I was very happy with my TK15 and PD30 reserve until this… 🙂
Joke aside, I love the incredible power and the strobe, but I can’t stand the huge head, huge price and selector ring.
I am working a security PT and since in Canada we’re not allowed any weapon (firearm, impact or OC) my flashlight is my primary defense. 300 lumens in anyone’s eyes gives them second thoughts about attacking. But like Gary said above, the TK15 and 21 are duty belt compatible, as is the PD30. I can’t see myself carrying this on a 12-hrs walk. Perhaps good for rich hunters (would compliment perfectly a G-Klasse Mercedes vehicle, IMHO.) But not for guys like me who fork the dough for their gear.
Also another major quirk I see is the selector ring and activation system.
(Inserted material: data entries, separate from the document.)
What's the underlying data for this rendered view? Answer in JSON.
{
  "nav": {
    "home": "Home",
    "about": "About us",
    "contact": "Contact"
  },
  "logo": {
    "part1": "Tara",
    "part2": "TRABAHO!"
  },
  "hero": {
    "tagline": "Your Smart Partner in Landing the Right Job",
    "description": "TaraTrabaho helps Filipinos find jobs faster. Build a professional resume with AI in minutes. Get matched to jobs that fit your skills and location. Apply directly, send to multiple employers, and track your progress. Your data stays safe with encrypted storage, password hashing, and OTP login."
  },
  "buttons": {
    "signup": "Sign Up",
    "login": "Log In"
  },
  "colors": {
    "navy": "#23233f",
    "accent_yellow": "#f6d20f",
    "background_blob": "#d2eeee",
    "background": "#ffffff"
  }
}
I use fast switching between low levels of light needed for regular inspection and quick powerful bursts / strobes if SHTF. The ring is anything but quick, especially when you’re supposed to operate with one hand and only by touch in fast-paced situations.
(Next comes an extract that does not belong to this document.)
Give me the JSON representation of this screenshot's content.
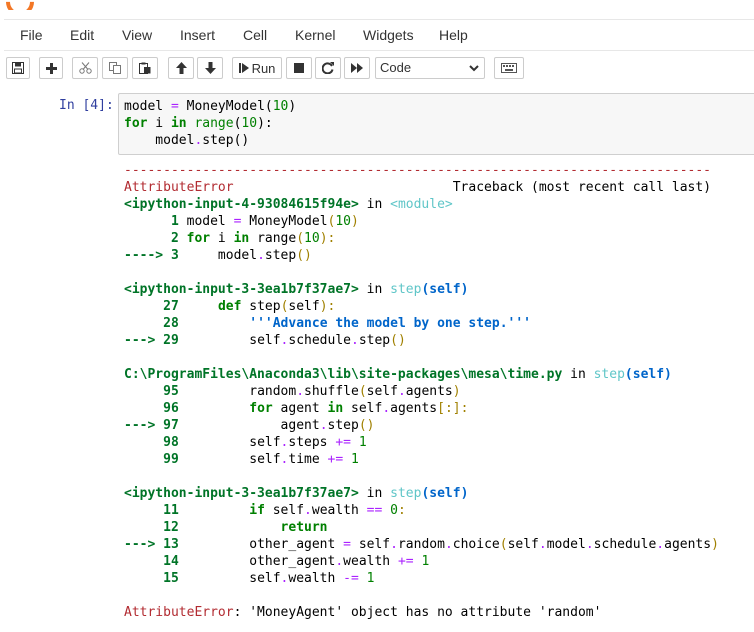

Therefore, a lot of the features are actually rendering the flashlight unreliable for law enforcement / first responders. My 0,02$ – I could always be wrong.
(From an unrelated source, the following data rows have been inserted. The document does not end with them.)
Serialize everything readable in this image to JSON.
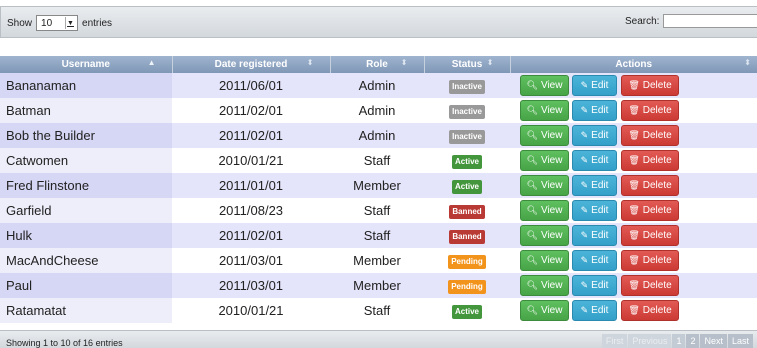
{
  "controls": {
    "show_label": "Show",
    "length_value": "10",
    "entries_label": "entries",
    "search_label": "Search:",
    "search_value": ""
  },
  "table": {
    "columns": [
      "Username",
      "Date registered",
      "Role",
      "Status",
      "Actions"
    ],
    "rows": [
      {
        "username": "Bananaman",
        "date": "2011/06/01",
        "role": "Admin",
        "status": "Inactive"
      },
      {
        "username": "Batman",
        "date": "2011/02/01",
        "role": "Admin",
        "status": "Inactive"
      },
      {
        "username": "Bob the Builder",
        "date": "2011/02/01",
        "role": "Admin",
        "status": "Inactive"
      },
      {
        "username": "Catwomen",
        "date": "2010/01/21",
        "role": "Staff",
        "status": "Active"
      },
      {
        "username": "Fred Flinstone",
        "date": "2011/01/01",
        "role": "Member",
        "status": "Active"
      },
      {
        "username": "Garfield",
        "date": "2011/08/23",
        "role": "Staff",
        "status": "Banned"
      },
      {
        "username": "Hulk",
        "date": "2011/02/01",
        "role": "Staff",
        "status": "Banned"
      },
      {
        "username": "MacAndCheese",
        "date": "2011/03/01",
        "role": "Member",
        "status": "Pending"
      },
      {
        "username": "Paul",
        "date": "2011/03/01",
        "role": "Member",
        "status": "Pending"
      },
      {
        "username": "Ratamatat",
        "date": "2010/01/21",
        "role": "Staff",
        "status": "Active"
      }
    ],
    "actions": {
      "view": "View",
      "edit": "Edit",
      "delete": "Delete"
    },
    "icons": {
      "view": "zoom-in-icon",
      "edit": "edit-icon",
      "delete": "trash-icon",
      "sort": "sort-arrows-icon",
      "sort_asc": "sort-ascending-icon"
    }
  },
  "footer": {
    "info": "Showing 1 to 10 of 16 entries",
    "pagination": [
      "First",
      "Previous",
      "1",
      "2",
      "Next",
      "Last"
    ]
  },
  "colors": {
    "header": "#8fa6c3",
    "row_odd": "#e4e4fa",
    "view": "#47a447",
    "edit": "#34a0c9",
    "delete": "#cc3a34",
    "inactive": "#999999",
    "active": "#44963c",
    "banned": "#b93a34",
    "pending": "#f2931c"
  }
}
surefire makes some of the greatest flashlight UIs i’ve seen.
my understanding is that in addition to the selector ring, there is a max brightness button on the end. mash that with you thumb and instant blinding light, similar to the LX2 UI.
as far as build quality, surefire is much better than the fenix lights i’ve used. fenix is still great, and probably more than you need in most situations, it just can not compare to surefire.
for belt duty, this is not the light to use, nor is it intended as such. you would not belt carry a fenix tk40 either. i personally would use a surefire lx2 or v2.
Without the intention to be ironic – this is a sincere question – what exactly differentiates the two brands in terms of ‘build quality?’ I can’t tell any difference other than the lens on the Surefire being perhaps a bit tougher (thicker?) I also have the 6P and 6P LED and I can’t tell where differences lie.
I’m not sure what the difference in “build quality” is here, but there sure is a difference in “billed quality” — about $600!!!
I purchased one from e bay from a respected seller. Got here in 3 days and paid about $500, a lot but saved $200 over price listed everywhere else.
I am a new member of a SAR team in AZ. I also own about 70 acres of a pretty wild area in northern AZ. Not worried as much about illegals or other 2 legged vermin but we’ve got coyotes, mountain lion, plus elk, mule deer and other smaller animals.
But when something crashes through the junipers, I’d like to know if it’s the neighbors horses, cattle or something else. It’s a great light and extremely well built.
In my previous life, I always used surefire products. Tried Streamlights and Insight products. Good but not surefire quality.
Re: Brian B, you GO ON and pay $700.00 for a Surefire I will buy lights as capable for a third of the money that work EVERY TIME that I need them! Ridiculous, $700.00
Surefire is the best. I have been looking at getting this flashlight for about the last 6 months. I own 4 other surefire flashlights. I used to be a streamlight buyer. I can get this flashlight now for $350.
It continues to baffle me what people see in Surefire lights. Surefire lights have good build quality, but they are no longer any better than premium lights like the Fenix TK, PD and RC series. The Fenix lights are smaller for comparable outputs. Prices are 1/3 to 1/5 the price of Surefire. Numerous examples of outputs that are 3 to 4 times higher, with maximum run times 2 times as long for outputs 2 to 4 times higher. With Fenix you get a rechargeable 3500 Lumen tool for 1/2 the price of a 800 lumen light from Surefire. 2600 Lumens for $200. Five different lights between 760 and 860 lumens all for less than $150. Try some of the Fenix lights and I think you will agree with my assessment.